For this exercise, copy the records below exactly and exclude every image.

(Stored data entries)
^^^^
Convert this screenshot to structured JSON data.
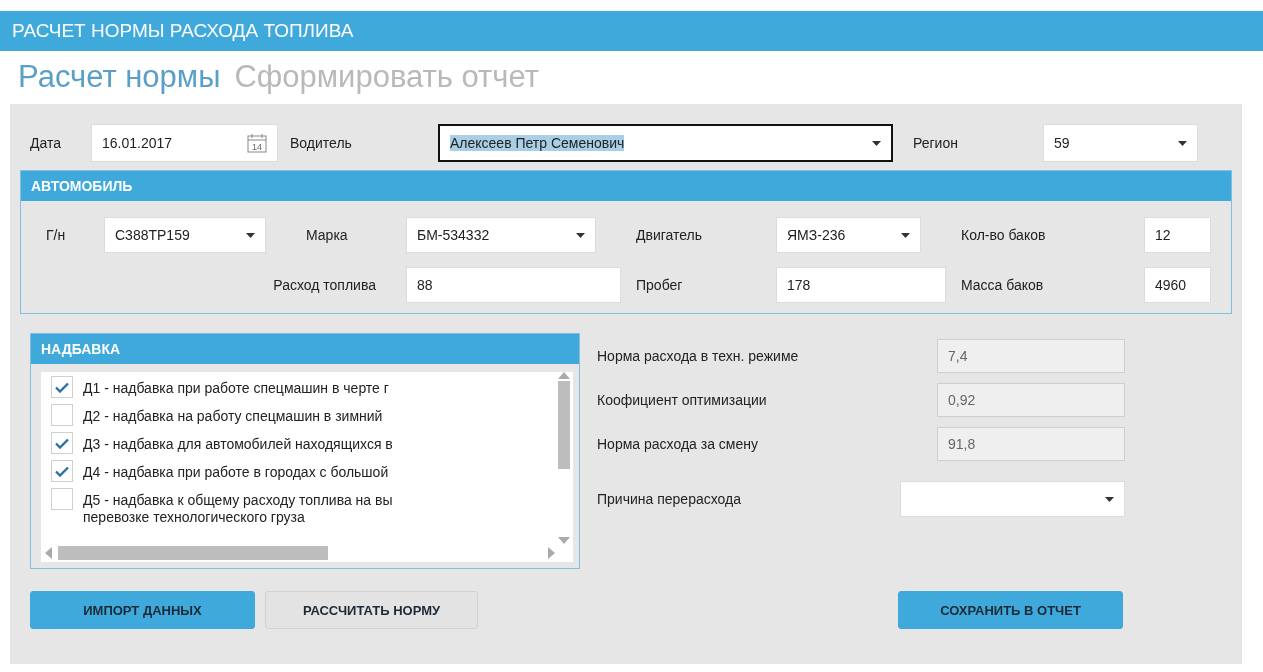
{
  "app_title": "РАСЧЕТ НОРМЫ РАСХОДА ТОПЛИВА",
  "tabs": [
    {
      "label": "Расчет нормы",
      "selected": true
    },
    {
      "label": "Сформировать отчет",
      "selected": false
    }
  ],
  "date": {
    "label": "Дата",
    "value": "16.01.2017",
    "calendar_day": "14"
  },
  "driver": {
    "label": "Водитель",
    "value": "Алексеев Петр Семенович",
    "focused": true,
    "text_selected": true
  },
  "region": {
    "label": "Регион",
    "value": "59"
  },
  "vehicle": {
    "title": "АВТОМОБИЛЬ",
    "row_1": [
      {
        "kind": "combo",
        "label": "Г/н",
        "value": "С388ТР159"
      },
      {
        "kind": "combo",
        "label": "Марка",
        "value": "БМ-534332"
      },
      {
        "kind": "combo",
        "label": "Двигатель",
        "value": "ЯМЗ-236"
      },
      {
        "kind": "text",
        "label": "Кол-во баков",
        "value": "12"
      }
    ],
    "row_2": [
      {
        "kind": "text",
        "label": "Расход топлива",
        "value": "88"
      },
      {
        "kind": "text",
        "label": "Пробег",
        "value": "178"
      },
      {
        "kind": "text",
        "label": "Масса баков",
        "value": "4960"
      }
    ]
  },
  "surcharge": {
    "title": "НАДБАВКА",
    "items": [
      {
        "text": "Д1 - надбавка при работе спецмашин в черте г",
        "checked": true
      },
      {
        "text": "Д2 - надбавка на работу спецмашин в зимний",
        "checked": false
      },
      {
        "text": "Д3 - надбавка для автомобилей находящихся в",
        "checked": true
      },
      {
        "text": "Д4 - надбавка при работе в городах с большой",
        "checked": true
      },
      {
        "text": "Д5 - надбавка к общему расходу топлива на вы\nперевозке технологического груза",
        "checked": false
      }
    ]
  },
  "results": [
    {
      "label": "Норма расхода в техн. режиме",
      "value": "7,4"
    },
    {
      "label": "Коофициент оптимизации",
      "value": "0,92"
    },
    {
      "label": "Норма расхода за смену",
      "value": "91,8"
    }
  ],
  "overspend": {
    "label": "Причина перерасхода"
  },
  "buttons": [
    {
      "label": "ИМПОРТ ДАННЫХ",
      "kind": "primary"
    },
    {
      "label": "РАССЧИТАТЬ НОРМУ",
      "kind": "secondary"
    },
    {
      "label": "СОХРАНИТЬ В ОТЧЕТ",
      "kind": "primary"
    }
  ]
}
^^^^
* **SOLUTION TO THE EXERCISE**
Convert this screenshot to structured JSON data.
{
  "app_title": "РАСЧЕТ НОРМЫ РАСХОДА ТОПЛИВА",
  "tabs": [
    {
      "label": "Расчет нормы",
      "selected": true
    },
    {
      "label": "Сформировать отчет",
      "selected": false
    }
  ],
  "date": {
    "label": "Дата",
    "value": "16.01.2017",
    "calendar_day": "14"
  },
  "driver": {
    "label": "Водитель",
    "value": "Алексеев Петр Семенович",
    "focused": true,
    "text_selected": true
  },
  "region": {
    "label": "Регион",
    "value": "59"
  },
  "vehicle": {
    "title": "АВТОМОБИЛЬ",
    "row_1": [
      {
        "kind": "combo",
        "label": "Г/н",
        "value": "С388ТР159"
      },
      {
        "kind": "combo",
        "label": "Марка",
        "value": "БМ-534332"
      },
      {
        "kind": "combo",
        "label": "Двигатель",
        "value": "ЯМЗ-236"
      },
      {
        "kind": "text",
        "label": "Кол-во баков",
        "value": "12"
      }
    ],
    "row_2": [
      {
        "kind": "text",
        "label": "Расход топлива",
        "value": "88"
      },
      {
        "kind": "text",
        "label": "Пробег",
        "value": "178"
      },
      {
        "kind": "text",
        "label": "Масса баков",
        "value": "4960"
      }
    ]
  },
  "surcharge": {
    "title": "НАДБАВКА",
    "items": [
      {
        "text": "Д1 - надбавка при работе спецмашин в черте г",
        "checked": true
      },
      {
        "text": "Д2 - надбавка на работу спецмашин в зимний",
        "checked": false
      },
      {
        "text": "Д3 - надбавка для автомобилей находящихся в",
        "checked": true
      },
      {
        "text": "Д4 - надбавка при работе в городах с большой",
        "checked": true
      },
      {
        "text": "Д5 - надбавка к общему расходу топлива на вы\nперевозке технологического груза",
        "checked": false
      }
    ]
  },
  "results": [
    {
      "label": "Норма расхода в техн. режиме",
      "value": "7,4"
    },
    {
      "label": "Коофициент оптимизации",
      "value": "0,92"
    },
    {
      "label": "Норма расхода за смену",
      "value": "91,8"
    }
  ],
  "overspend": {
    "label": "Причина перерасхода"
  },
  "buttons": [
    {
      "label": "ИМПОРТ ДАННЫХ",
      "kind": "primary"
    },
    {
      "label": "РАССЧИТАТЬ НОРМУ",
      "kind": "secondary"
    },
    {
      "label": "СОХРАНИТЬ В ОТЧЕТ",
      "kind": "primary"
    }
  ]
}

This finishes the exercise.